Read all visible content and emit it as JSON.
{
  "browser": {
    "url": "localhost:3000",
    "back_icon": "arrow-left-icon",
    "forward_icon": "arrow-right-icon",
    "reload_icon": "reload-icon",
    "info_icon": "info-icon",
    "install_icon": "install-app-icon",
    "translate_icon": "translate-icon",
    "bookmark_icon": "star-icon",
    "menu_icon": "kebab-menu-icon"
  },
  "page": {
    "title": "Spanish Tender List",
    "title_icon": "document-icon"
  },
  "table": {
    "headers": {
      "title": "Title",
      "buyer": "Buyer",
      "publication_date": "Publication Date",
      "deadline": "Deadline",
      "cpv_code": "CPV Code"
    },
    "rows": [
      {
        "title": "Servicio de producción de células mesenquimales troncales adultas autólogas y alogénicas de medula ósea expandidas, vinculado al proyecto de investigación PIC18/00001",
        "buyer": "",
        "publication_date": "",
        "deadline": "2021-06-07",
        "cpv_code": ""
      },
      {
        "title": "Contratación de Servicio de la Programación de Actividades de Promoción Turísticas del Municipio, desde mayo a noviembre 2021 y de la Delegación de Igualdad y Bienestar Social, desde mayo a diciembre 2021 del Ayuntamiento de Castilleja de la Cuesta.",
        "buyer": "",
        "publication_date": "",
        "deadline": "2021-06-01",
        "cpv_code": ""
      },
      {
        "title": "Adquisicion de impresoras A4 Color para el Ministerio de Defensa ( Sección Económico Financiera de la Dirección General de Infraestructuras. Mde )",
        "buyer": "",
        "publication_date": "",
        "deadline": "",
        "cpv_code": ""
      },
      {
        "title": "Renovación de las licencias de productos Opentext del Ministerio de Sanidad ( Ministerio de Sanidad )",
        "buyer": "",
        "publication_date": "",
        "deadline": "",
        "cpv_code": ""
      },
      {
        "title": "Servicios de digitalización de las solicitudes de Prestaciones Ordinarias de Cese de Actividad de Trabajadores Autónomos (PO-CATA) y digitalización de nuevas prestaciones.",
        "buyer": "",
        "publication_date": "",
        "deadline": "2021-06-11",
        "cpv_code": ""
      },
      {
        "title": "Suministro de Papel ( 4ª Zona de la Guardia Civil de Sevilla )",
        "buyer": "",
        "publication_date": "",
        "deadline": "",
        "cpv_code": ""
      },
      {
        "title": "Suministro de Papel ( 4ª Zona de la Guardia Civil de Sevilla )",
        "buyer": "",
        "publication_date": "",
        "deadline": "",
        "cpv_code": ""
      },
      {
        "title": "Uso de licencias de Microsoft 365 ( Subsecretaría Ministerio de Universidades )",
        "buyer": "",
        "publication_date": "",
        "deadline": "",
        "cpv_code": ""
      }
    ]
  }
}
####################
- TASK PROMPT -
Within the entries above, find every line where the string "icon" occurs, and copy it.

- RESPONSE -
    "back_icon": "arrow-left-icon",
    "forward_icon": "arrow-right-icon",
    "reload_icon": "reload-icon",
    "info_icon": "info-icon",
    "install_icon": "install-app-icon",
    "translate_icon": "translate-icon",
    "bookmark_icon": "star-icon",
    "menu_icon": "kebab-menu-icon"
    "title_icon": "document-icon"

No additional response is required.